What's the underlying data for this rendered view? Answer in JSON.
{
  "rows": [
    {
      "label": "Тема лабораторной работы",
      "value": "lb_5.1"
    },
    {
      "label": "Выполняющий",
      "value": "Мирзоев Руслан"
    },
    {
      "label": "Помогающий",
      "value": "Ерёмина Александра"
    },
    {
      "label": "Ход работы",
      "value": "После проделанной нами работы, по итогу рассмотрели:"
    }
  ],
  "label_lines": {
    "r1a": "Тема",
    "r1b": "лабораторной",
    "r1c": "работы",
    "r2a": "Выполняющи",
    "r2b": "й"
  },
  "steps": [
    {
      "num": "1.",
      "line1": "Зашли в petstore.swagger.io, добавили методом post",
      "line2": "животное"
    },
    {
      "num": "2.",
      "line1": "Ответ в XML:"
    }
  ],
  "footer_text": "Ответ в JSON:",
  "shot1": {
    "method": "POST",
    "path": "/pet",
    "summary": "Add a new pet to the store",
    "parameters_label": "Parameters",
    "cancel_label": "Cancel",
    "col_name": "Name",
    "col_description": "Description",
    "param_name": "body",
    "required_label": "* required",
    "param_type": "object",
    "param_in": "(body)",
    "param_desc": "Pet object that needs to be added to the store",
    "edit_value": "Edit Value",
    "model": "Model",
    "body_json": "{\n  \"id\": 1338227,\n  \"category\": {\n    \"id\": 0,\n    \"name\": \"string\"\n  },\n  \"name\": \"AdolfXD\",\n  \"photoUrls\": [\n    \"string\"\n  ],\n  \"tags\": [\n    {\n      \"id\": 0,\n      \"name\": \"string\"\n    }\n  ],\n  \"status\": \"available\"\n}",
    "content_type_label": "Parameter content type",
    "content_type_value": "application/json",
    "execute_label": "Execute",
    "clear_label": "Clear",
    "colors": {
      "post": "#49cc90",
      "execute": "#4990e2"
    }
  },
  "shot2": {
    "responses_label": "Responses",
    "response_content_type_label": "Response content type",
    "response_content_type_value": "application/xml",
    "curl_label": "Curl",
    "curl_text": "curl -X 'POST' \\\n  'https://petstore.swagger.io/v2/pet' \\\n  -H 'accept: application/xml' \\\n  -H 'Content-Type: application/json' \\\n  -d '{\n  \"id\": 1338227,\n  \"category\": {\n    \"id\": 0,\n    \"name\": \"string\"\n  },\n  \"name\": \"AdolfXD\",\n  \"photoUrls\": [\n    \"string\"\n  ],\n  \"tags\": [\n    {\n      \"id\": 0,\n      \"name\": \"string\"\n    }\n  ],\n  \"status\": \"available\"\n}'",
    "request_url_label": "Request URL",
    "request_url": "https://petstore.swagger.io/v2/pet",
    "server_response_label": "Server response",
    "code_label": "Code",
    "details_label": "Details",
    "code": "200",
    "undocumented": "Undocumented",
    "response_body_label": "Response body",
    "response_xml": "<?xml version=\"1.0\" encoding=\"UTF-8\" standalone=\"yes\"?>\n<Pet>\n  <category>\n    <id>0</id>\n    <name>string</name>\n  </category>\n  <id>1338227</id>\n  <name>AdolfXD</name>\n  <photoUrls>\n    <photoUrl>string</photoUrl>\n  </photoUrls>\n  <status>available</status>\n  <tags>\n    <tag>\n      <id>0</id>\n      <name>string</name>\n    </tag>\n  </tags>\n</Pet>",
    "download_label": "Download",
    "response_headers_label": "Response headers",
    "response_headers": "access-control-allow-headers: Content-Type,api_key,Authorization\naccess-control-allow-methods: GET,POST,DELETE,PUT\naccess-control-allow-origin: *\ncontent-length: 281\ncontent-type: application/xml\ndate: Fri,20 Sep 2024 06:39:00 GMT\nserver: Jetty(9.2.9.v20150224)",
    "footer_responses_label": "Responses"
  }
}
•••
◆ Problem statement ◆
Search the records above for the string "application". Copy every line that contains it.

◆ Solved exercise ◆
    "content_type_value": "application/json",
    "response_content_type_value": "application/xml",
    "curl_text": "curl -X 'POST' \\\n  'https://petstore.swagger.io/v2/pet' \\\n  -H 'accept: application/xml' \\\n  -H 'Content-Type: application/json' \\\n  -d '{\n  \"id\": 1338227,\n  \"category\": {\n    \"id\": 0,\n    \"name\": \"string\"\n  },\n  \"name\": \"AdolfXD\",\n  \"photoUrls\": [\n    \"string\"\n  ],\n  \"tags\": [\n    {\n      \"id\": 0,\n      \"name\": \"string\"\n    }\n  ],\n  \"status\": \"available\"\n}'",
    "response_headers": "access-control-allow-headers: Content-Type,api_key,Authorization\naccess-control-allow-methods: GET,POST,DELETE,PUT\naccess-control-allow-origin: *\ncontent-length: 281\ncontent-type: application/xml\ndate: Fri,20 Sep 2024 06:39:00 GMT\nserver: Jetty(9.2.9.v20150224)",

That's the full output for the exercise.